#### SUPPLIED ENTRIES
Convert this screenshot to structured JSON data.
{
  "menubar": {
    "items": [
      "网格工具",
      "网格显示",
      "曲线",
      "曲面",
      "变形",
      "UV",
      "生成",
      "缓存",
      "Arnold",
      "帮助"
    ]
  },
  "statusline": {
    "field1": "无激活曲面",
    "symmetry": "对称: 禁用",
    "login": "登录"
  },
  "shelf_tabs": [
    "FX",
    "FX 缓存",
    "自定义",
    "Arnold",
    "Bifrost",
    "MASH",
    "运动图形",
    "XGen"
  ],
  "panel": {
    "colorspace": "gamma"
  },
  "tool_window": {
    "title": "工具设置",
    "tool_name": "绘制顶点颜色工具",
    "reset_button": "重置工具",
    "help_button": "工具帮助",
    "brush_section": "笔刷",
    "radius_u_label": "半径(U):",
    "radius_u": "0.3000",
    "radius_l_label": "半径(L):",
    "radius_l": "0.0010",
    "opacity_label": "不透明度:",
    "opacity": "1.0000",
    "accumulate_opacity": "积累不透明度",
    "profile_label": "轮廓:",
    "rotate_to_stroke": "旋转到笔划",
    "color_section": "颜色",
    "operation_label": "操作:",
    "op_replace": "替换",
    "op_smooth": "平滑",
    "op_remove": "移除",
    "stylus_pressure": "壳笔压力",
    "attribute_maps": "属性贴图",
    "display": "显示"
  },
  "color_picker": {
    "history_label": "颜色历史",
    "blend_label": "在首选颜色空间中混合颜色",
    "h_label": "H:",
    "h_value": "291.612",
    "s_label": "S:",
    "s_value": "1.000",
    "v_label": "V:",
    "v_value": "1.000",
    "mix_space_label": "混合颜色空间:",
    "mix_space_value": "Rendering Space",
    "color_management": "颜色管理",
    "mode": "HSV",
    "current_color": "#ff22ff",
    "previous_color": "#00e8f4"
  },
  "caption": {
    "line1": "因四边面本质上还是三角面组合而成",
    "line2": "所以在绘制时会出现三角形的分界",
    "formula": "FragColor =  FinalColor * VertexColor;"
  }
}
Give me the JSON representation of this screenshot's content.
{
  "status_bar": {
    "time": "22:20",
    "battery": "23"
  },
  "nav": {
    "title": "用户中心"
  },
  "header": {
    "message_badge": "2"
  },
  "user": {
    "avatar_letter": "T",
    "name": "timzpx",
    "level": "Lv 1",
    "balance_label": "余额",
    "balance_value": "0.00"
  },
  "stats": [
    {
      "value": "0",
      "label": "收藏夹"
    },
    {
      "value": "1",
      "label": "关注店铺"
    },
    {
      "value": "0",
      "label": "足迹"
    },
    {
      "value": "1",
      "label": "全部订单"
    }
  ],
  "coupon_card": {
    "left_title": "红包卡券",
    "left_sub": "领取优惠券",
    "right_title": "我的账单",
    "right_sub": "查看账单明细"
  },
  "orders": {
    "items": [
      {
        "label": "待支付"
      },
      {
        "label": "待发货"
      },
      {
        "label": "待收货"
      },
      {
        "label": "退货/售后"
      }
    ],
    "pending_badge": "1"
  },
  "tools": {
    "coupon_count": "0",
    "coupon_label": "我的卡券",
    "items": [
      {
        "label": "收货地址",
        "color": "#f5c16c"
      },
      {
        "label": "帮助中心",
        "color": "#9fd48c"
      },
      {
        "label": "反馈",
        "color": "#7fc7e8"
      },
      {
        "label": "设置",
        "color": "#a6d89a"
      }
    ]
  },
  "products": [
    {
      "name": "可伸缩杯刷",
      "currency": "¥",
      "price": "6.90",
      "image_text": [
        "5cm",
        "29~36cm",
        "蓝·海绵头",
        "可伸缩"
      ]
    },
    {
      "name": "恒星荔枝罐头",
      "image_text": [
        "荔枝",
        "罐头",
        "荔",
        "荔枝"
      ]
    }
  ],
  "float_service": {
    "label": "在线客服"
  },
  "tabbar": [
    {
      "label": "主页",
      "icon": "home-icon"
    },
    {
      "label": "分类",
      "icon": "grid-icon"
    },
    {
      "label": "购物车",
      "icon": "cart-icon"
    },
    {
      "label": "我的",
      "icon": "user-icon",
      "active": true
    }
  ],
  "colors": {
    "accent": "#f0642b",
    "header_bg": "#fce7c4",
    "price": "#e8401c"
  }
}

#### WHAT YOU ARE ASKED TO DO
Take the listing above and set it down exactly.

#### RESULT OF THE TASK
Convert this screenshot to structured JSON data.
{
  "menubar": {
    "items": [
      "网格工具",
      "网格显示",
      "曲线",
      "曲面",
      "变形",
      "UV",
      "生成",
      "缓存",
      "Arnold",
      "帮助"
    ]
  },
  "statusline": {
    "field1": "无激活曲面",
    "symmetry": "对称: 禁用",
    "login": "登录"
  },
  "shelf_tabs": [
    "FX",
    "FX 缓存",
    "自定义",
    "Arnold",
    "Bifrost",
    "MASH",
    "运动图形",
    "XGen"
  ],
  "panel": {
    "colorspace": "gamma"
  },
  "tool_window": {
    "title": "工具设置",
    "tool_name": "绘制顶点颜色工具",
    "reset_button": "重置工具",
    "help_button": "工具帮助",
    "brush_section": "笔刷",
    "radius_u_label": "半径(U):",
    "radius_u": "0.3000",
    "radius_l_label": "半径(L):",
    "radius_l": "0.0010",
    "opacity_label": "不透明度:",
    "opacity": "1.0000",
    "accumulate_opacity": "积累不透明度",
    "profile_label": "轮廓:",
    "rotate_to_stroke": "旋转到笔划",
    "color_section": "颜色",
    "operation_label": "操作:",
    "op_replace": "替换",
    "op_smooth": "平滑",
    "op_remove": "移除",
    "stylus_pressure": "壳笔压力",
    "attribute_maps": "属性贴图",
    "display": "显示"
  },
  "color_picker": {
    "history_label": "颜色历史",
    "blend_label": "在首选颜色空间中混合颜色",
    "h_label": "H:",
    "h_value": "291.612",
    "s_label": "S:",
    "s_value": "1.000",
    "v_label": "V:",
    "v_value": "1.000",
    "mix_space_label": "混合颜色空间:",
    "mix_space_value": "Rendering Space",
    "color_management": "颜色管理",
    "mode": "HSV",
    "current_color": "#ff22ff",
    "previous_color": "#00e8f4"
  },
  "caption": {
    "line1": "因四边面本质上还是三角面组合而成",
    "line2": "所以在绘制时会出现三角形的分界",
    "formula": "FragColor =  FinalColor * VertexColor;"
  }
}
Give me the JSON representation of this screenshot's content.
{
  "status_bar": {
    "time": "22:20",
    "battery": "23"
  },
  "nav": {
    "title": "用户中心"
  },
  "header": {
    "message_badge": "2"
  },
  "user": {
    "avatar_letter": "T",
    "name": "timzpx",
    "level": "Lv 1",
    "balance_label": "余额",
    "balance_value": "0.00"
  },
  "stats": [
    {
      "value": "0",
      "label": "收藏夹"
    },
    {
      "value": "1",
      "label": "关注店铺"
    },
    {
      "value": "0",
      "label": "足迹"
    },
    {
      "value": "1",
      "label": "全部订单"
    }
  ],
  "coupon_card": {
    "left_title": "红包卡券",
    "left_sub": "领取优惠券",
    "right_title": "我的账单",
    "right_sub": "查看账单明细"
  },
  "orders": {
    "items": [
      {
        "label": "待支付"
      },
      {
        "label": "待发货"
      },
      {
        "label": "待收货"
      },
      {
        "label": "退货/售后"
      }
    ],
    "pending_badge": "1"
  },
  "tools": {
    "coupon_count": "0",
    "coupon_label": "我的卡券",
    "items": [
      {
        "label": "收货地址",
        "color": "#f5c16c"
      },
      {
        "label": "帮助中心",
        "color": "#9fd48c"
      },
      {
        "label": "反馈",
        "color": "#7fc7e8"
      },
      {
        "label": "设置",
        "color": "#a6d89a"
      }
    ]
  },
  "products": [
    {
      "name": "可伸缩杯刷",
      "currency": "¥",
      "price": "6.90",
      "image_text": [
        "5cm",
        "29~36cm",
        "蓝·海绵头",
        "可伸缩"
      ]
    },
    {
      "name": "恒星荔枝罐头",
      "image_text": [
        "荔枝",
        "罐头",
        "荔",
        "荔枝"
      ]
    }
  ],
  "float_service": {
    "label": "在线客服"
  },
  "tabbar": [
    {
      "label": "主页",
      "icon": "home-icon"
    },
    {
      "label": "分类",
      "icon": "grid-icon"
    },
    {
      "label": "购物车",
      "icon": "cart-icon"
    },
    {
      "label": "我的",
      "icon": "user-icon",
      "active": true
    }
  ],
  "colors": {
    "accent": "#f0642b",
    "header_bg": "#fce7c4",
    "price": "#e8401c"
  }
}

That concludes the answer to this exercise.